Work required
The answer is to be the data below, written out in full and exactly.

──────── Given information ────────

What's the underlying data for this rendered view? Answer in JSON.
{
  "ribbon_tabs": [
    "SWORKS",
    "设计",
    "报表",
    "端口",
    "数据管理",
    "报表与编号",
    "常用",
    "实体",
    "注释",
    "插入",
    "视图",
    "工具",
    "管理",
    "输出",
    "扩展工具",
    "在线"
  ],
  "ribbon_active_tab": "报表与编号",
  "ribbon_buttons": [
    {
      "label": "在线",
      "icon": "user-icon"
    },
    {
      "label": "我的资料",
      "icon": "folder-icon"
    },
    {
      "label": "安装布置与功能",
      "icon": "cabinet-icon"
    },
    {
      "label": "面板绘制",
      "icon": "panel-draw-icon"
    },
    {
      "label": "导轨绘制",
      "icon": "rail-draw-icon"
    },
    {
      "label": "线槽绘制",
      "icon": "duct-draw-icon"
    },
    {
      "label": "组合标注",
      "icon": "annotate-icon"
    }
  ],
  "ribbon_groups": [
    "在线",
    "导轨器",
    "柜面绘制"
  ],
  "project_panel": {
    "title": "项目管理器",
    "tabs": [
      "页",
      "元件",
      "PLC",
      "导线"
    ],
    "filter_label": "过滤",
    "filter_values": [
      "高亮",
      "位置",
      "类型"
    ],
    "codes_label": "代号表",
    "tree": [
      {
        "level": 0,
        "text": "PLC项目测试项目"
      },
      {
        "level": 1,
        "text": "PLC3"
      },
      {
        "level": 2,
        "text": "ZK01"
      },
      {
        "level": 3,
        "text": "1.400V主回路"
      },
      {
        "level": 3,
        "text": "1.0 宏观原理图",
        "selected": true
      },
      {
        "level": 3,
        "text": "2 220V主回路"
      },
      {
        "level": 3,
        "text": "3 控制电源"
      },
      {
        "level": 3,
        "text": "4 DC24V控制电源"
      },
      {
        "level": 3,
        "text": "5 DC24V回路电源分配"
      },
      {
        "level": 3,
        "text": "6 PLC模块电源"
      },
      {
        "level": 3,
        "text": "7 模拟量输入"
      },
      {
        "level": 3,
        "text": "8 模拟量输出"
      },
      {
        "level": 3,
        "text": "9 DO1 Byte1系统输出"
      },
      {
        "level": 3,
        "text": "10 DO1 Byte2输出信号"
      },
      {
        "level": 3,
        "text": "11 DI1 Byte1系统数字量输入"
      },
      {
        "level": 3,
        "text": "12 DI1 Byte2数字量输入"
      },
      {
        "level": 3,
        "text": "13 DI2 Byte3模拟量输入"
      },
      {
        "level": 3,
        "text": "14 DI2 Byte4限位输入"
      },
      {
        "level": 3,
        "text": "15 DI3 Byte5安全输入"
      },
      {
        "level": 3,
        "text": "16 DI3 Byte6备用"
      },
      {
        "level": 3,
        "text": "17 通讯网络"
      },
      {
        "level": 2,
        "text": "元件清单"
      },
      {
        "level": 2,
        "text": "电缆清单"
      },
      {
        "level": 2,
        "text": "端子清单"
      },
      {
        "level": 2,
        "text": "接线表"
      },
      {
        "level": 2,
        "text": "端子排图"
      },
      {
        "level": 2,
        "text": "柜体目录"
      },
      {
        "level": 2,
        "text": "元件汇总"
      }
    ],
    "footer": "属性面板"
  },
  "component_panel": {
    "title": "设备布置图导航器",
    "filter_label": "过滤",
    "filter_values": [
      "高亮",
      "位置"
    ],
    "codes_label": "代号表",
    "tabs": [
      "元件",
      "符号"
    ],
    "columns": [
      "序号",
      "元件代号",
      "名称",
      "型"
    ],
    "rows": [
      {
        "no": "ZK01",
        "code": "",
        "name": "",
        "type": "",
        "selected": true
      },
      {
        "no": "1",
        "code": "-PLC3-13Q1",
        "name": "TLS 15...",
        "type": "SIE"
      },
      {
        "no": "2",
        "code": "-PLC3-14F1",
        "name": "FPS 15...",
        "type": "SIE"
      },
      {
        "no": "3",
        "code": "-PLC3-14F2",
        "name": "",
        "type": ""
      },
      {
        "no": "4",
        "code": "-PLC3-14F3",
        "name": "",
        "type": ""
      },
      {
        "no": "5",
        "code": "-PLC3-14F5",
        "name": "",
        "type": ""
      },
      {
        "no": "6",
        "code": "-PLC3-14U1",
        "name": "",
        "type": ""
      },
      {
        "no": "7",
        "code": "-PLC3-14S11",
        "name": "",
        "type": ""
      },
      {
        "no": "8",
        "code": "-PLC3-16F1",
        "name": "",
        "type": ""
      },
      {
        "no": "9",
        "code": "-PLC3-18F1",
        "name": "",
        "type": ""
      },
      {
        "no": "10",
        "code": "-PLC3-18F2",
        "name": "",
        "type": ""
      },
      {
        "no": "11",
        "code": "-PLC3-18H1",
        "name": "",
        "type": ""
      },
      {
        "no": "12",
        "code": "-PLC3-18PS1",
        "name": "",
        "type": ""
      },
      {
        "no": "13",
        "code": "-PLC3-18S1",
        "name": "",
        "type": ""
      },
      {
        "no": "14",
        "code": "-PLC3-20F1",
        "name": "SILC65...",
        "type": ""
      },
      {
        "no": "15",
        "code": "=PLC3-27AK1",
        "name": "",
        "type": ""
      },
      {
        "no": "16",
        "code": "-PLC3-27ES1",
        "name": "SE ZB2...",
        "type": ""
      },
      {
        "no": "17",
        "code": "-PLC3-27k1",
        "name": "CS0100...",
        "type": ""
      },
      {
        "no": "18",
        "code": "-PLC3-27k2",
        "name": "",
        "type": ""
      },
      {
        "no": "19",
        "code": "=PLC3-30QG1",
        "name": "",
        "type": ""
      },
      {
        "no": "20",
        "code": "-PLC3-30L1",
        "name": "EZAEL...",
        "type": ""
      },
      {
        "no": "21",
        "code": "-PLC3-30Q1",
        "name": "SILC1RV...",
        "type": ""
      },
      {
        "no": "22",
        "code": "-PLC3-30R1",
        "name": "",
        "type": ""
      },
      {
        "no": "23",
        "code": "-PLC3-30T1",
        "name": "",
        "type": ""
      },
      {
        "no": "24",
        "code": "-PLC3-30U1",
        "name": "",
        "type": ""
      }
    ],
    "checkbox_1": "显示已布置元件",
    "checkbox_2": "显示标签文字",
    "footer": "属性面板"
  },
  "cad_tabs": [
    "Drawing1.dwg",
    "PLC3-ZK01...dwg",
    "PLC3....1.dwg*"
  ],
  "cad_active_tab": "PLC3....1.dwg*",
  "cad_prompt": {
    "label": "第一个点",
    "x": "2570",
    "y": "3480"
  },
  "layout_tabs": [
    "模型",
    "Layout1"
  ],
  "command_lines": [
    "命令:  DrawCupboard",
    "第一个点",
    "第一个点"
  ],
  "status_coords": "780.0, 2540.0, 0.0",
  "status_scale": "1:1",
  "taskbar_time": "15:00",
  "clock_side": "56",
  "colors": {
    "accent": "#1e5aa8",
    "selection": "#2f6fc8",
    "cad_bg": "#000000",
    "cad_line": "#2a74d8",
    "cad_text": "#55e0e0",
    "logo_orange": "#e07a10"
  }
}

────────

Response
What's the underlying data for this rendered view? Answer in JSON.
{
  "ribbon_tabs": [
    "SWORKS",
    "设计",
    "报表",
    "端口",
    "数据管理",
    "报表与编号",
    "常用",
    "实体",
    "注释",
    "插入",
    "视图",
    "工具",
    "管理",
    "输出",
    "扩展工具",
    "在线"
  ],
  "ribbon_active_tab": "报表与编号",
  "ribbon_buttons": [
    {
      "label": "在线",
      "icon": "user-icon"
    },
    {
      "label": "我的资料",
      "icon": "folder-icon"
    },
    {
      "label": "安装布置与功能",
      "icon": "cabinet-icon"
    },
    {
      "label": "面板绘制",
      "icon": "panel-draw-icon"
    },
    {
      "label": "导轨绘制",
      "icon": "rail-draw-icon"
    },
    {
      "label": "线槽绘制",
      "icon": "duct-draw-icon"
    },
    {
      "label": "组合标注",
      "icon": "annotate-icon"
    }
  ],
  "ribbon_groups": [
    "在线",
    "导轨器",
    "柜面绘制"
  ],
  "project_panel": {
    "title": "项目管理器",
    "tabs": [
      "页",
      "元件",
      "PLC",
      "导线"
    ],
    "filter_label": "过滤",
    "filter_values": [
      "高亮",
      "位置",
      "类型"
    ],
    "codes_label": "代号表",
    "tree": [
      {
        "level": 0,
        "text": "PLC项目测试项目"
      },
      {
        "level": 1,
        "text": "PLC3"
      },
      {
        "level": 2,
        "text": "ZK01"
      },
      {
        "level": 3,
        "text": "1.400V主回路"
      },
      {
        "level": 3,
        "text": "1.0 宏观原理图",
        "selected": true
      },
      {
        "level": 3,
        "text": "2 220V主回路"
      },
      {
        "level": 3,
        "text": "3 控制电源"
      },
      {
        "level": 3,
        "text": "4 DC24V控制电源"
      },
      {
        "level": 3,
        "text": "5 DC24V回路电源分配"
      },
      {
        "level": 3,
        "text": "6 PLC模块电源"
      },
      {
        "level": 3,
        "text": "7 模拟量输入"
      },
      {
        "level": 3,
        "text": "8 模拟量输出"
      },
      {
        "level": 3,
        "text": "9 DO1 Byte1系统输出"
      },
      {
        "level": 3,
        "text": "10 DO1 Byte2输出信号"
      },
      {
        "level": 3,
        "text": "11 DI1 Byte1系统数字量输入"
      },
      {
        "level": 3,
        "text": "12 DI1 Byte2数字量输入"
      },
      {
        "level": 3,
        "text": "13 DI2 Byte3模拟量输入"
      },
      {
        "level": 3,
        "text": "14 DI2 Byte4限位输入"
      },
      {
        "level": 3,
        "text": "15 DI3 Byte5安全输入"
      },
      {
        "level": 3,
        "text": "16 DI3 Byte6备用"
      },
      {
        "level": 3,
        "text": "17 通讯网络"
      },
      {
        "level": 2,
        "text": "元件清单"
      },
      {
        "level": 2,
        "text": "电缆清单"
      },
      {
        "level": 2,
        "text": "端子清单"
      },
      {
        "level": 2,
        "text": "接线表"
      },
      {
        "level": 2,
        "text": "端子排图"
      },
      {
        "level": 2,
        "text": "柜体目录"
      },
      {
        "level": 2,
        "text": "元件汇总"
      }
    ],
    "footer": "属性面板"
  },
  "component_panel": {
    "title": "设备布置图导航器",
    "filter_label": "过滤",
    "filter_values": [
      "高亮",
      "位置"
    ],
    "codes_label": "代号表",
    "tabs": [
      "元件",
      "符号"
    ],
    "columns": [
      "序号",
      "元件代号",
      "名称",
      "型"
    ],
    "rows": [
      {
        "no": "ZK01",
        "code": "",
        "name": "",
        "type": "",
        "selected": true
      },
      {
        "no": "1",
        "code": "-PLC3-13Q1",
        "name": "TLS 15...",
        "type": "SIE"
      },
      {
        "no": "2",
        "code": "-PLC3-14F1",
        "name": "FPS 15...",
        "type": "SIE"
      },
      {
        "no": "3",
        "code": "-PLC3-14F2",
        "name": "",
        "type": ""
      },
      {
        "no": "4",
        "code": "-PLC3-14F3",
        "name": "",
        "type": ""
      },
      {
        "no": "5",
        "code": "-PLC3-14F5",
        "name": "",
        "type": ""
      },
      {
        "no": "6",
        "code": "-PLC3-14U1",
        "name": "",
        "type": ""
      },
      {
        "no": "7",
        "code": "-PLC3-14S11",
        "name": "",
        "type": ""
      },
      {
        "no": "8",
        "code": "-PLC3-16F1",
        "name": "",
        "type": ""
      },
      {
        "no": "9",
        "code": "-PLC3-18F1",
        "name": "",
        "type": ""
      },
      {
        "no": "10",
        "code": "-PLC3-18F2",
        "name": "",
        "type": ""
      },
      {
        "no": "11",
        "code": "-PLC3-18H1",
        "name": "",
        "type": ""
      },
      {
        "no": "12",
        "code": "-PLC3-18PS1",
        "name": "",
        "type": ""
      },
      {
        "no": "13",
        "code": "-PLC3-18S1",
        "name": "",
        "type": ""
      },
      {
        "no": "14",
        "code": "-PLC3-20F1",
        "name": "SILC65...",
        "type": ""
      },
      {
        "no": "15",
        "code": "=PLC3-27AK1",
        "name": "",
        "type": ""
      },
      {
        "no": "16",
        "code": "-PLC3-27ES1",
        "name": "SE ZB2...",
        "type": ""
      },
      {
        "no": "17",
        "code": "-PLC3-27k1",
        "name": "CS0100...",
        "type": ""
      },
      {
        "no": "18",
        "code": "-PLC3-27k2",
        "name": "",
        "type": ""
      },
      {
        "no": "19",
        "code": "=PLC3-30QG1",
        "name": "",
        "type": ""
      },
      {
        "no": "20",
        "code": "-PLC3-30L1",
        "name": "EZAEL...",
        "type": ""
      },
      {
        "no": "21",
        "code": "-PLC3-30Q1",
        "name": "SILC1RV...",
        "type": ""
      },
      {
        "no": "22",
        "code": "-PLC3-30R1",
        "name": "",
        "type": ""
      },
      {
        "no": "23",
        "code": "-PLC3-30T1",
        "name": "",
        "type": ""
      },
      {
        "no": "24",
        "code": "-PLC3-30U1",
        "name": "",
        "type": ""
      }
    ],
    "checkbox_1": "显示已布置元件",
    "checkbox_2": "显示标签文字",
    "footer": "属性面板"
  },
  "cad_tabs": [
    "Drawing1.dwg",
    "PLC3-ZK01...dwg",
    "PLC3....1.dwg*"
  ],
  "cad_active_tab": "PLC3....1.dwg*",
  "cad_prompt": {
    "label": "第一个点",
    "x": "2570",
    "y": "3480"
  },
  "layout_tabs": [
    "模型",
    "Layout1"
  ],
  "command_lines": [
    "命令:  DrawCupboard",
    "第一个点",
    "第一个点"
  ],
  "status_coords": "780.0, 2540.0, 0.0",
  "status_scale": "1:1",
  "taskbar_time": "15:00",
  "clock_side": "56",
  "colors": {
    "accent": "#1e5aa8",
    "selection": "#2f6fc8",
    "cad_bg": "#000000",
    "cad_line": "#2a74d8",
    "cad_text": "#55e0e0",
    "logo_orange": "#e07a10"
  }
}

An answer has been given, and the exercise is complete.